Ah, this is one of my favorite exercises...

Jane Eyre, Charlotte Brontë

There was no possibility of taking a walk that day. But they didn't mind; even if it wasn't pouring buckets beyond the window panes they probably wouldn't have taken their planned walk anyway.

They were otherwise occupied.

In this old townhouse, more the shell of one now, in the back he'd found some old tango records, and they managed to dig up and hold together a record player, and now here they were, dancing to a slow Argentine tango waltz, holding each other close.

Well, he was holding her close. She was just good at pretending to reciprocate.
- - - - - - - - - -
I've tango on the brain, but unfortunately I'm too exhausted to finish this at the moment. I'll see what I can do tomorrow.

summerfield said...

The Piano Man's Daughter - Timothy Findley

I had seen her just the day before - a day of pale blue skies and summer breezes. She sat on a white wicker chair propped underneath a huge multi-coloured beach umbrella in the middle of their grassy lawn. She wore large dark sunglasses, the kind where all you see was your own reflection and you'd never know if her eyes were closed or if she's looking at you. She placed two large adobe bricks beside her where she'd put down her book whenever she sipped at her large glass of iced tea, her dark curly hair falling on her face. She wore a white summer dress with tiny red polka dots with wide straps and low neckline and when she bent you could see her ample breasts.

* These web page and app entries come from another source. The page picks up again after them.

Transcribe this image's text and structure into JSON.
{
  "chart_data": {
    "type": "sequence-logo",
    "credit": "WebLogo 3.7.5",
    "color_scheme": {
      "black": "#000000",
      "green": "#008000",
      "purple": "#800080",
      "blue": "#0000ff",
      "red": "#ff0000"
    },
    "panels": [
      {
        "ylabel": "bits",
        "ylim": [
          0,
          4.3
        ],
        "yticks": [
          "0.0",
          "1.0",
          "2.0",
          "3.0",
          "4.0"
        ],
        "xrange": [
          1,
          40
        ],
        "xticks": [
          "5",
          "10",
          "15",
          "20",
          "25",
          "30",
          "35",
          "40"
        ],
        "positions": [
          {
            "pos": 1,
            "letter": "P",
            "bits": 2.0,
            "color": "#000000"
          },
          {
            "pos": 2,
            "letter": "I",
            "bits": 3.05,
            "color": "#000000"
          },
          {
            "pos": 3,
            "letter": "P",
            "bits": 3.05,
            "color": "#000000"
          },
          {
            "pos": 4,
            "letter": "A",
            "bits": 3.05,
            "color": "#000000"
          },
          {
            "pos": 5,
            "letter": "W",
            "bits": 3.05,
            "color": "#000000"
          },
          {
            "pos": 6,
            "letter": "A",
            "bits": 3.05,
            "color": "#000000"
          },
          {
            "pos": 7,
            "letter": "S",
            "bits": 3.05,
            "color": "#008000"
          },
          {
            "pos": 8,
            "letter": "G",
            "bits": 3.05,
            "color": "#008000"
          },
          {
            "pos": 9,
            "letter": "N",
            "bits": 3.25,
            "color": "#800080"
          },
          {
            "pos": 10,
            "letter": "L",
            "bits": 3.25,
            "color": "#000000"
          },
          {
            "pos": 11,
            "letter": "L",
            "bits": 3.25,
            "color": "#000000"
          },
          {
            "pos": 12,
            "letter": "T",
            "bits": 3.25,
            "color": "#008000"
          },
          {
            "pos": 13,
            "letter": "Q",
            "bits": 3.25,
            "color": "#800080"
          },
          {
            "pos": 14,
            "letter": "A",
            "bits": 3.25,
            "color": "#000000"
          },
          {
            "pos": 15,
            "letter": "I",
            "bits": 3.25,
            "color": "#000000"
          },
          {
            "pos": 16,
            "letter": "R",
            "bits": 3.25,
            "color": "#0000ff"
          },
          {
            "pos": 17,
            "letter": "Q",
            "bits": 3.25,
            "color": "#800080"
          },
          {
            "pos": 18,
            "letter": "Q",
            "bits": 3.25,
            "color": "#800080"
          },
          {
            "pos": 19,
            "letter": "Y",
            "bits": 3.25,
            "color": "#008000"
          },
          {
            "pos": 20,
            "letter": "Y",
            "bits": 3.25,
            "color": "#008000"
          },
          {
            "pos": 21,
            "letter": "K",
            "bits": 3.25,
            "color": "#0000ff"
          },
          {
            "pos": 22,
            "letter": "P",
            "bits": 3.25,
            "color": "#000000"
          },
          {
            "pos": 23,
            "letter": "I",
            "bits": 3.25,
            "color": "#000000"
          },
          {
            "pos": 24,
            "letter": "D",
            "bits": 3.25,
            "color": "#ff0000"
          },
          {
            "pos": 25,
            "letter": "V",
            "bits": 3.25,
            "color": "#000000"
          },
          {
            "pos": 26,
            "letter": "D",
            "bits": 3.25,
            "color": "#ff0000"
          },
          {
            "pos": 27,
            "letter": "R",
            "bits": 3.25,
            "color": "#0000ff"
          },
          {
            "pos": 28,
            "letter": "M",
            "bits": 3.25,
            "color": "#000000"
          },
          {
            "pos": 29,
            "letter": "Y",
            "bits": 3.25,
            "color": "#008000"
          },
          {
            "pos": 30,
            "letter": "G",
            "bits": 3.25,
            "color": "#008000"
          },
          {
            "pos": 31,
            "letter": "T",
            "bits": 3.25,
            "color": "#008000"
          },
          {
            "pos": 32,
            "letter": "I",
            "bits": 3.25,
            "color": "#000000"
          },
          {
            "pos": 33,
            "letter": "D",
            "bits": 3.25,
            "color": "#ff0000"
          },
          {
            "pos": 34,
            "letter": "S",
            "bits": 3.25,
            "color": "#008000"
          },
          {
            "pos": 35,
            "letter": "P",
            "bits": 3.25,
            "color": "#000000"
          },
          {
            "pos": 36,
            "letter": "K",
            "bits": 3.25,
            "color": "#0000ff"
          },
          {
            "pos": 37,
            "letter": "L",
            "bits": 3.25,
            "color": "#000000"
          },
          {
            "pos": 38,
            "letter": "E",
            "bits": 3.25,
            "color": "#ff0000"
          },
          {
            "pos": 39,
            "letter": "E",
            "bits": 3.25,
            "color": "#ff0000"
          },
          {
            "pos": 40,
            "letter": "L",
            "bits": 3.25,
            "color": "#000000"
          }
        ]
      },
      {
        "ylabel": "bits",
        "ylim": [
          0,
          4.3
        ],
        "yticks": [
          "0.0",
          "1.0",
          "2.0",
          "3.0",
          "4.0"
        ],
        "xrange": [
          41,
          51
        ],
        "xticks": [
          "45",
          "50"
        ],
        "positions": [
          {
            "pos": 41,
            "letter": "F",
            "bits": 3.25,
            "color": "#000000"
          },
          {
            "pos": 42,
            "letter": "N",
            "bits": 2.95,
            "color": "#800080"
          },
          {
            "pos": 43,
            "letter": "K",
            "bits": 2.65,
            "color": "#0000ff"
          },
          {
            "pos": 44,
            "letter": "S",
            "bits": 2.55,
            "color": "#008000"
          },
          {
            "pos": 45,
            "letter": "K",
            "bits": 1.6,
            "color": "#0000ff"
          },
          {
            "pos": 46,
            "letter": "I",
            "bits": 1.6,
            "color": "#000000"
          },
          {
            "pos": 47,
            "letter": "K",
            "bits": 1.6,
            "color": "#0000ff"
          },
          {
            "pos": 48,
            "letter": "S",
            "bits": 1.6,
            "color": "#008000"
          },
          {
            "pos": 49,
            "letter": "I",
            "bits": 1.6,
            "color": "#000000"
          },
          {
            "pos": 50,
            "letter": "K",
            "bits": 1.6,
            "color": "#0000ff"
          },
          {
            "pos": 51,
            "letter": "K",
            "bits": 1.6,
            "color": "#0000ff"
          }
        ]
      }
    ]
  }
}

Her husband (or, as people whispered about sometimes, her paramour, for they believed she wasn't married to him) came out from the house, holding a bottle of Miller Lite, walked the length of the lawn slowly saying something I couldn't make out before going back and sat on the grass in front of her. She lowered her large sunglasses and peered at him and put them back on, grabbing her book and putting it really close to her face. He yanked the book away and threw it against the white picket fence, hitting the coral red pansies. They yelled and from where I sat on my kitchen I heard her scream, "I hate you! I hate you!"

I saw him storm back inside their bungalow while she sat on her chair, her face buried in her hands, her shoulders shaking. She grabbed the glass of iced tea and threw it at the door where her husband disappeared to, wiped her face with the hem of her white dress and walked to the fence to retrieve her book.

It was a total shock then, especially to me, to learn that she had died just this morning when she stepped in the path of a speeding delivery truck right in front of their house.

marc, i am truly loving your jester story and you have this nasty habit of ending the day's entry leaving me wanting more.

last night i was at Toronto's Totally Unknown Writers' Festival where Monica Manning was one of the featured writers that's why i wasn't able to post my two haikus.

morganna said...

It's been a long day, so I have nothing to share, but I just wanted to say, Marc, that I really am starting to feel for Jerry -- he isn't fit for the task he's set before himself, but he's going to do it anyway, for love. Good job letting us know all this without explicitly saying so. And good job keeping up with NaNo, providing prompts here and writing something for them, and everything you do in your real life. Keep up the good work!

Marc said...

All - apologies for the short comments to follow. It's past bedtime.

Heather - fantastic creation from that one line. Loved it.

Greg - that was an excellent first line for you to work with. You did not disappoint.

Allycat - great characterization!

Watermark - thanks, glad you liked it :)

What an intriguing beginning! I would be happy to read more if you chose to continue it.

Zhongming - very nicely done.

g2 - hah, I love the twist on that opening line. More please!

Summerfield - that is a lovely first line to work with, and you did a great job continuing from it.

That's very exciting! Did you get to meet Monica?

Morganna - thank you very much :)